author: derek cameron | former news writer
College ave. and lab building to receive more money
The University of Regina received $30 million from the federal government to work on two infrastructure projects, College Avenue Campus and the Laboratory Building. The bulk of the funding, $27.6 million, will go to the College Avenue campus project, with the remaining $2.4 million will go to the laboratory building.
Dave Button, vice president administrative of the University, says the College Avenue campus will go toward a variety of projects there including “code upgrades, the installation of air conditioning, and the building of an elevator to increase accessibility.” The elevator will be located at the back of the tower.
Another partner on the College Avenue campus project is Conexus, who will be provide $8.25 million in donations, infrastructure, and cost avoidance. Conexus will centralize several of its offices into a building to be built immediately beside Darke Hall. The Conexus building will include an elevator to provide accessibility to Darke Hall, and an atrium for Darke Hall.
“I’m very excited by the proposal submitted by Conexus Credit Union,” said University of Regina president and vice-chancellor, Dr. Vianne Timmons. “As a member-based cooperative, Conexus has deep roots in Saskatchewan and is a natural partner for the University of Regina. Conexus shares our community values and understands the historic, educational, and cultural importance of saving College Avenue campus.”
“Our proposal would bring key Conexus staff together at one location to increase efficiency and foster the kind of collaboration that cultivates growth for our members,” said Eric Dillon, chief executive officer, Conexus Credit Union. “Partnering with the University to help renew College Avenue campus enables us to serve the needs of our members while also fulfilling their expectation that we continue our tradition of giving back to the community.”
Button also stressed that the College Avenue campus does service the needs of learners of all ages.
“We have 8,000 learners at College Avenue; its not just empty space.”
Part of the project relies on donations.
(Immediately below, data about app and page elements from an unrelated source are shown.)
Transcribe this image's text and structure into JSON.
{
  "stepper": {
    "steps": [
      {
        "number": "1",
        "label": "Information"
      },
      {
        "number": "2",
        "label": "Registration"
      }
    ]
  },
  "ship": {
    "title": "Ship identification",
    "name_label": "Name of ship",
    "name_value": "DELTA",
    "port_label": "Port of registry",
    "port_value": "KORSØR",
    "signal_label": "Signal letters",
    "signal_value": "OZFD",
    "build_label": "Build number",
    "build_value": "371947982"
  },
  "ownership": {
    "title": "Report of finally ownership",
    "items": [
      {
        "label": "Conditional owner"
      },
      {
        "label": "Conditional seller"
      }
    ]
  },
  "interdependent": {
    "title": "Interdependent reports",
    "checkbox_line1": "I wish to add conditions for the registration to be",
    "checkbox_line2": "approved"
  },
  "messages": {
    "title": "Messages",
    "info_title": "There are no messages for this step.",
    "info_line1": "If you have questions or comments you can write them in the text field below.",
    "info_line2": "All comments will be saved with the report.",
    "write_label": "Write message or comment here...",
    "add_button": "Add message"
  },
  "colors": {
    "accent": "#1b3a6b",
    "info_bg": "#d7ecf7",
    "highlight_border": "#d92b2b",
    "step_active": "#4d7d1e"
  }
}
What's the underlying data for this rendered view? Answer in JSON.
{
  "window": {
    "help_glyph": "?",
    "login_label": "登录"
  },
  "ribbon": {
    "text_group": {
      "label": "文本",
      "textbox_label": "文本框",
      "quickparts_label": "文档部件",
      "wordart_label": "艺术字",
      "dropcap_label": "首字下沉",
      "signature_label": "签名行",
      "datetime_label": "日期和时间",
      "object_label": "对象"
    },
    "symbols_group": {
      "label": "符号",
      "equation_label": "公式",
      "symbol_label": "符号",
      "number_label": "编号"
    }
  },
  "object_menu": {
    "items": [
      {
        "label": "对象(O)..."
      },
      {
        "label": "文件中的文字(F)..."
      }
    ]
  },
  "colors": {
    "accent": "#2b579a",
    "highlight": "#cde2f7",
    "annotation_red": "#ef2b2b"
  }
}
The goal set by the University is to raise $10 million. They have currently raised $7 million.
“Sometimes people are hesitant to donate before partners and funding have been announced, so it’s great to be able to say that we have federal funding as well as other partners.”
Those who wish to donate can do so on the University’s website by searching ‘UR giving.’
The funding toward the laboratory building will go toward code upgrades, including the installation of sprinklers, upgrades to fume hoods, and increasing the energy efficiency of the building. According to the project notes, the upgrades will reduce carbon emissions by 1,500 tonnes.
Currently, only about “one-eighth of the building has sprinklers,” according to Button. “We had a fire a couple of years ago in the lab building and fortunately it was in the area that had sprinklers.”
Button hopes that the upgrades will increase the safety of students and researchers using the Lab building.
Infrastructure in other areas of the school is also being addressed. Button says that progress has been made in several notable areas.
“Both the roofs in the language institute and the classroom building have been replaced. There’s always going to be more work to do, but we’re getting a lot done.”